A Milestone of Early Laptop Computer Development
The GRiD Compass laptop was an innovation due to its clamshell case. A media conservator discusses how to assess and maintain the digital elements within.
Image features a length of woven textile with an off-white ground and irregular squares and rectangles in different twill weaves and different fibers, in ivory, copper, gray, and dark brown. Please scroll down to read the blog post about this object.
Present Perfect
Manufactured by Dedar, the furnishing fabric Present Perfect has the visual qualities of a hand-embroidered textile, with its asymmetrical and punctuated patterning, but it is a jacquard-woven fabric that plays with texture and light. The abstract composition of geometric shapes realized with yarns of different thicknesses, colors, and material is distinctive against the jute and...
Image features an off-white rectangular speaker, the front with two rows of vertical slits; left and right sides faced with square, blond wood panels. Please scroll down to read the blog post about this object.
“Less, but better”
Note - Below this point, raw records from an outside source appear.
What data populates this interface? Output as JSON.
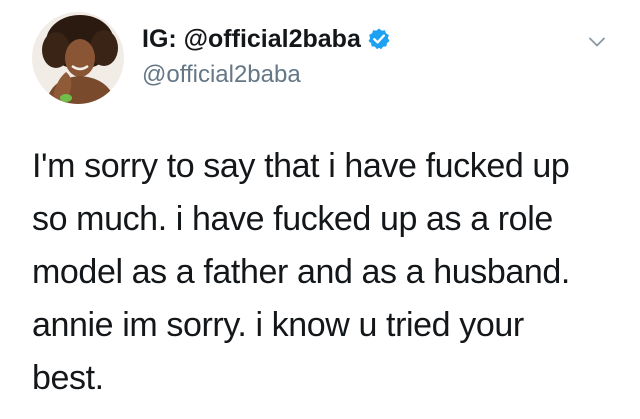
{
  "tweet": {
    "display_name": "IG: @official2baba",
    "handle": "@official2baba",
    "verified": true,
    "body_lines": [
      "I'm sorry to say that i have fucked up",
      "so much. i have fucked up as a role",
      "model as a father and as a husband.",
      "annie im sorry. i know u tried your",
      "best."
    ]
  },
  "icons": {
    "verified": "verified-badge-icon",
    "menu": "chevron-down-icon"
  },
  "colors": {
    "name": "#14171a",
    "handle": "#657786",
    "verified": "#1da1f2",
    "chevron": "#8899a6",
    "background": "#ffffff"
  }
}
In celebration of our new exhibition The Senses: Design Beyond Vision, this Object of the Day post explores the multisensory experience of an object in Cooper Hewitt’s permanent collection. Dieter Rams, Chief Design Officer for German consumer products manufacturer Braun AG from 1961-95, designed the neutral and unassuming L1 speaker in 1957. Influenced by Braun’s...
Belle Kogan: Designing a Place for Women in the Field of Industrial Design
In celebration of Women’s History Month, March Object of the Day posts highlight women designers in the collection. Today’s blog post was written by Andrea Osgood and originally published March 31, 2014. In the late 1920s, industrial design began to emerge as a viable field in the United States.  Because of the Great Depression, there...